Two weeks ago, I woke up around 4am to discover my water had broken. I had just finished my last day of work the day before and I was looking forward to attending the COETAIL start-up weekend that very morning with Dana Watts; however my plans had apparently changed.
That evening on September 21st, at 8:03pm, I welcomed William Dakota Blair into the world, a beautiful healthy boy. And since that day my thoughts have revolved around him; what is he thinking, what will he grow up to be, what kind of world will he live in, what kind of technologies will he be using in the classroom and in his daily life, how can I best prepare him for this ever changing world…
So as I start on my journey into parenthood, I also start on my COETAIL adventure. Exploring new technologies, new ways of teaching, and discovering better ways to communicate, collaborate and create all while learning how to change diapers, this is no doubt going to be an exciting time.
The readings for this week [New] Bloom’s Taxonomy Digitally by Andrew Churches, Connectivism: A Learning Theory for the Digital Age by George Siemens, and Living and Learning with New Media: Summary of Findings from the Digital Youth Project – “Messing Around” pg. 20 – 28 drive home one unifying message; technology is transforming the way we learn whether we like it or not. Like Jeff Utecht mentions in his book Reach “No longer are there consumers and producers. We have all become prosumers. Creating knowledge as we consume.” Teaching ourselves things by “Messing Around online.”
I really relate with this excerpt from Living and Learning with New Media: Summary of Findings from the Digital Youth Project – “Messing Around” pg. 24
“Basically, I had to self-teach myself, even though I was going to school for digital media . . . school’s more valuable for me to have . . . a time frame where I could learn on my own.” Similarly, Allison, a 15-year-old white girl from Georgia, describes how she learned to use video tools:
Trial and error, I guess. It’s like any—whenever I learn anything with computers, I’ve taught myself how to use computers, and I consider myself very knowledgeable about them, but I just—I learn everything on my own, just figure it out, and the same with cameras. It’s like a cell phone. I just figure out how to do it, and it’s pretty quick and easy” (Patricia Lange, YouTube and Video Bloggers).
because this is exactly how I learn new technologies. I figure them out, read up and research about them and then start using them. Most everything you could ever want to know is already online, it’s just finding that information, understanding it and trying it out for yourself. Most of the knowledge I have gained as a technology integrator has been from searching the web, reading blogs, forums and help files and spending some time experimenting with the new tools. Kids are doing this already. If you show them how to search and evaluate information, most other things they can figure out by themselves.

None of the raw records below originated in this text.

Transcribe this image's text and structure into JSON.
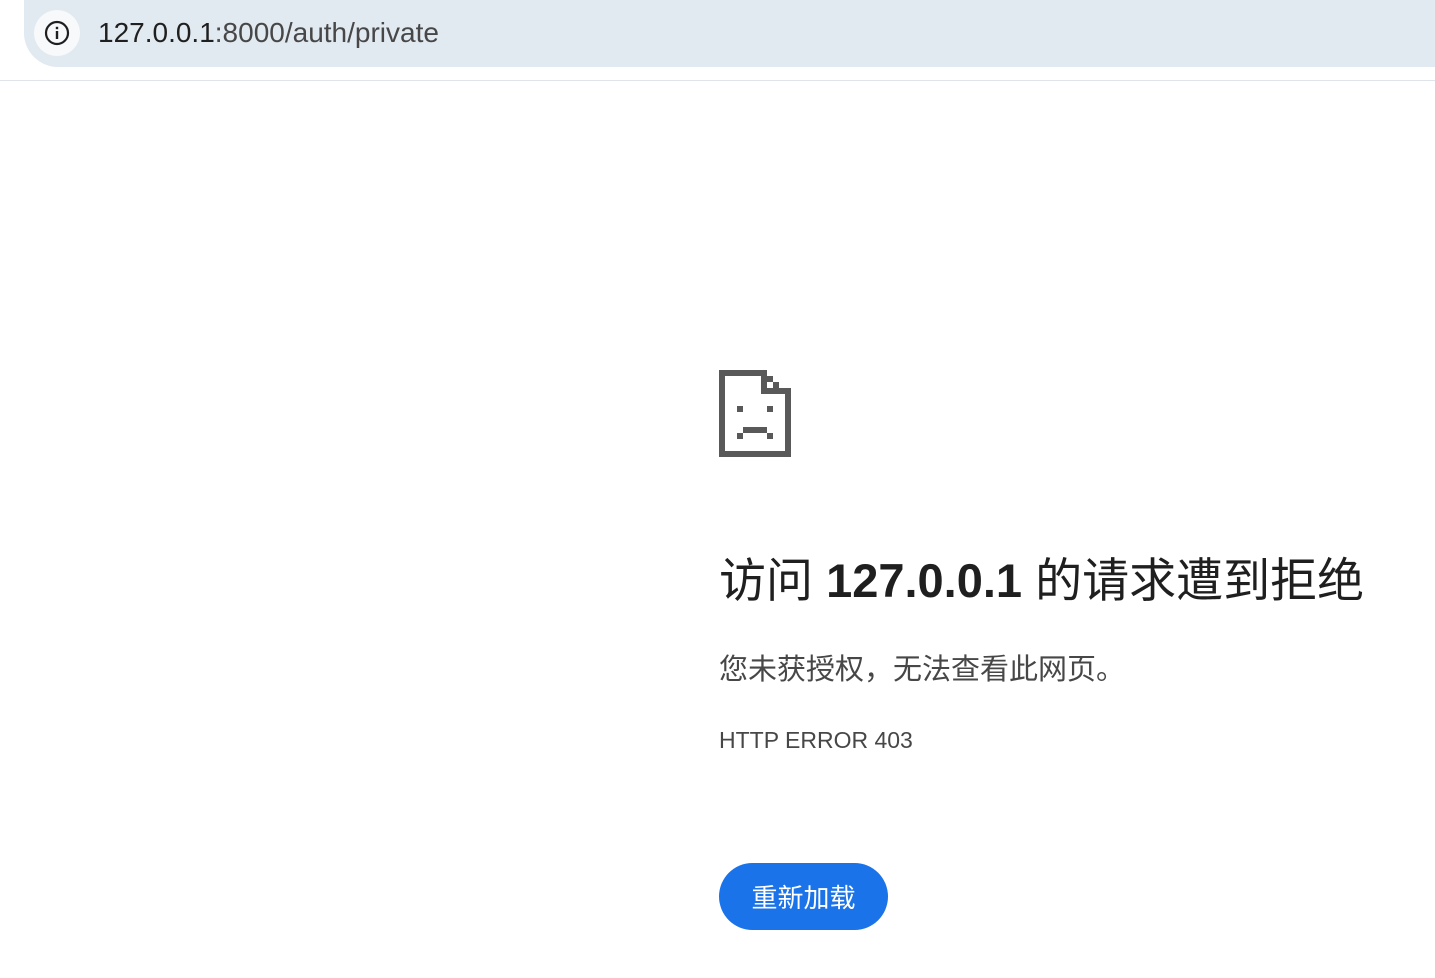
{
  "browser": {
    "url_host": "127.0.0.1",
    "url_path": ":8000/auth/private",
    "site_info_icon": "info-circle-icon"
  },
  "error_page": {
    "icon": "sad-document-icon",
    "headline_prefix": "访问 ",
    "headline_host": "127.0.0.1",
    "headline_suffix": " 的请求遭到拒绝",
    "description": "您未获授权，无法查看此网页。",
    "error_code": "HTTP ERROR 403",
    "reload_button_label": "重新加载"
  },
  "colors": {
    "accent": "#1a73e8",
    "omnibox_bg": "#e1e9f1",
    "icon_gray": "#595959"
  }
}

The teacher needs to step back and become more of a facilitator than an information resource. The article Connectivism: A Learning Theory for the Digital Age by George Siemens talks about the “Rapidly diminishing knowledge life.” In other words “Half of what is known today was not known 10 years ago. The amount of knowledge in the world has doubled in the past 10 years and is doubling every 18 months” and there is no possible way to keep up with all this information. In my opinion, the best way to stay current as a teacher is to stay abreast of new technologies, and new ways of finding and searching information so that you can pass these valuable skills to your students.